- Web Designer – a designer focusing on visual design of websites
- UX/UI Designer – a designer focusing on user research and user interface of websites and apps
- Software – design software that helps in the design process
- Language – markup, stylesheet, scripting, programming language for front-end web development
I am currently making a curriculum for the basics of HTML and CSS.
Revisiting CSS Levels, I have written in the past about it:
The important thing to remember is to pattern it after the Levels of HTML wherein we must begin with Accessibility and Usability in mind.
And from there on, we build towards Visual Design.
Using this as basis, one could argue that Colors and Typography are “nice-to-haves”.
Can your design stand in black and white?
Can your design stand in a serif font?
Yes, it should.
After building the Content Structure (HTML) of your website, the next step in the process is building its Visuals (CSS).
To be able to ease the process of writing the style sheets, we must segment it into levels:
- Level 1: Default (browser level)
- Level 2: Normalize (boilerplate level)
- Level 3: Modify (visibility and sizes level)
- Level 4: Template (functionality level)
- Level 5: Theme (custom level)
Ideally, each level must be buildt on top of the previous one yet still independent.
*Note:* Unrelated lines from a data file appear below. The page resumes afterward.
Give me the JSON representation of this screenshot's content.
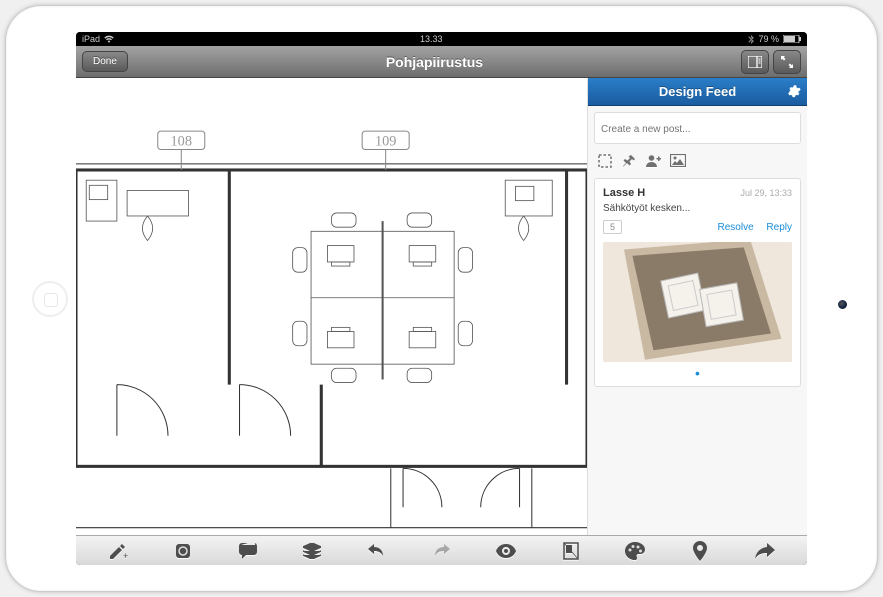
{
  "statusbar": {
    "carrier": "iPad",
    "time": "13.33",
    "battery": "79 %"
  },
  "navbar": {
    "done_label": "Done",
    "title": "Pohjapiirustus"
  },
  "floorplan": {
    "room_labels": [
      "108",
      "109"
    ]
  },
  "sidebar": {
    "title": "Design Feed",
    "compose_placeholder": "Create a new post...",
    "post": {
      "author": "Lasse H",
      "date": "Jul 29, 13:33",
      "body": "Sähkötyöt kesken...",
      "count": "5",
      "resolve_label": "Resolve",
      "reply_label": "Reply"
    }
  }
}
For example, leaving the style sheet at browser level must present usable information. The same principle applies as one builds the style sheet level per level.
Level 3: Modify
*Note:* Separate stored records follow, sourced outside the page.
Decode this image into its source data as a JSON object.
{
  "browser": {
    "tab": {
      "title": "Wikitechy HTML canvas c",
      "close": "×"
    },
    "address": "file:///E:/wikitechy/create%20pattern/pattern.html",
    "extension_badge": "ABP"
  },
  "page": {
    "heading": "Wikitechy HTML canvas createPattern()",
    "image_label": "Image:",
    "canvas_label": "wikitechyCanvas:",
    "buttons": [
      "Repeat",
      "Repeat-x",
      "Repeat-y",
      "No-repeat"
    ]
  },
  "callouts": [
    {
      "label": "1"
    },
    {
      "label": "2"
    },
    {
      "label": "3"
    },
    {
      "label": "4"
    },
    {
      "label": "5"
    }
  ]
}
- hide accessible names
- hide components
- set default state of components thru class names
- active element padding
- spacings (margins between components and paddings around components)
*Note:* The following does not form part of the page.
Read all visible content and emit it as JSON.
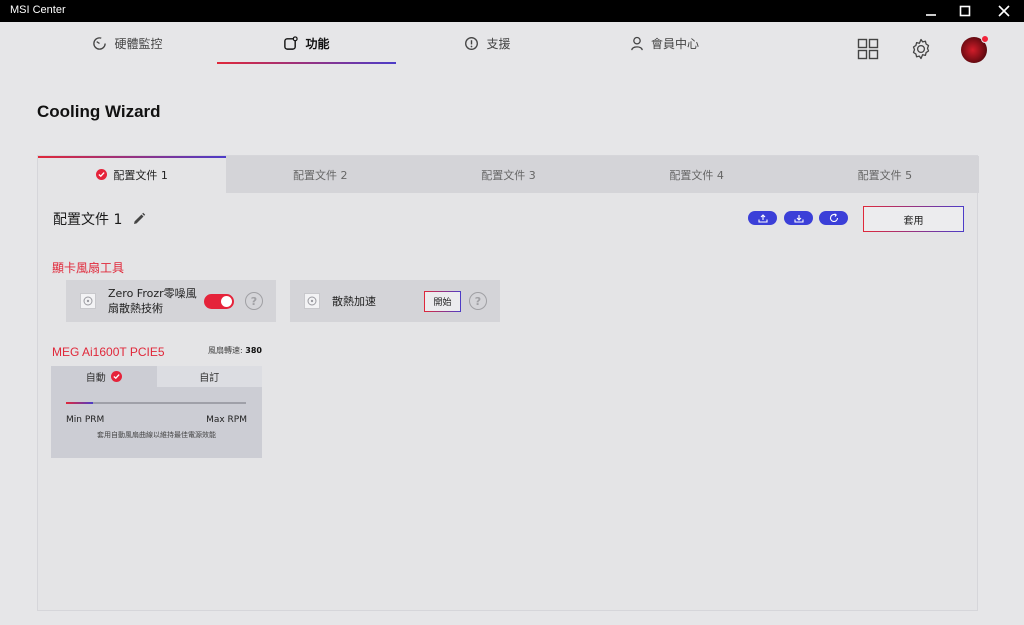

- dimensions are set at 100% for Mobile-First
Level 4: Template
- set the functionality of utilities such as Search and Navigation
Level 4: Theme
- background colors/images
- visual elements (badges, logos, lines/borders, shadows, corner radius)
Previously, I’ve discussed a class naming convention in the form of:
In this manner we are using a UI State class located up in the DOM tree – particularly in the
body to manipulate different UI elements under it.
Take this as an example: in a site’s header, both the main navigation and search form are located.
<header> <h2 class="accessible-name">Header Content</h2> <nav class="main-navigation">…</nav> <form class="search-form">…</form> </header>
What benefit do we get in having a global
class located higher in the DOM tree? It lets us control different parts of the UI depending on the site’s or app’s UI Type or UI State.
It is important to reserve the highest element you can put a class on – which is
html (for pertinent class names), thus, the second highest element we could attach a
class attribute to is
Going back to our example, we would use the following UI State class to define the state of the search form:
body class, in words, translates to “The UI State of the Search Form is Active”.
Now, whenever the search form is active, you can already manipulate the main navigation based on that state.
Take a look at the demo on CodePen:
During the heyday of IE6, frontend design was in murky waters. The frontend designer would need to employ lots of hacks, patches, and workarounds just to achieve the look and feel of a grand mock-up. Remember:
- when we used
- when we used a 1×1 transparent pixel as spacer image?
- when we exported images as masks to make rounded rectangles?
- when we used images as gradients?
These were just a minute part of the painful challenges frontend designers faced yet nothing stopped us from adapting to the crappy non-standard browsers of that time. We moulded the web into different appearances despite the difficulties. Remember the time:
- when pixel fonts were in?
- when DHTML was so fancy that sites had snowflakes falling on them and cursors were customized with trailing stars?
- of “Web 2.0” – the proliferation of badges, loading icons, fab aqua buttons?
- of letterpress typography?
- of minimalism?
- when full-screen images is the template of all websites?
- Information (HTML)
- Information Architecture
- Content Structure
- Presentation (CSS)
- Visual Design
- Interactivity (JS)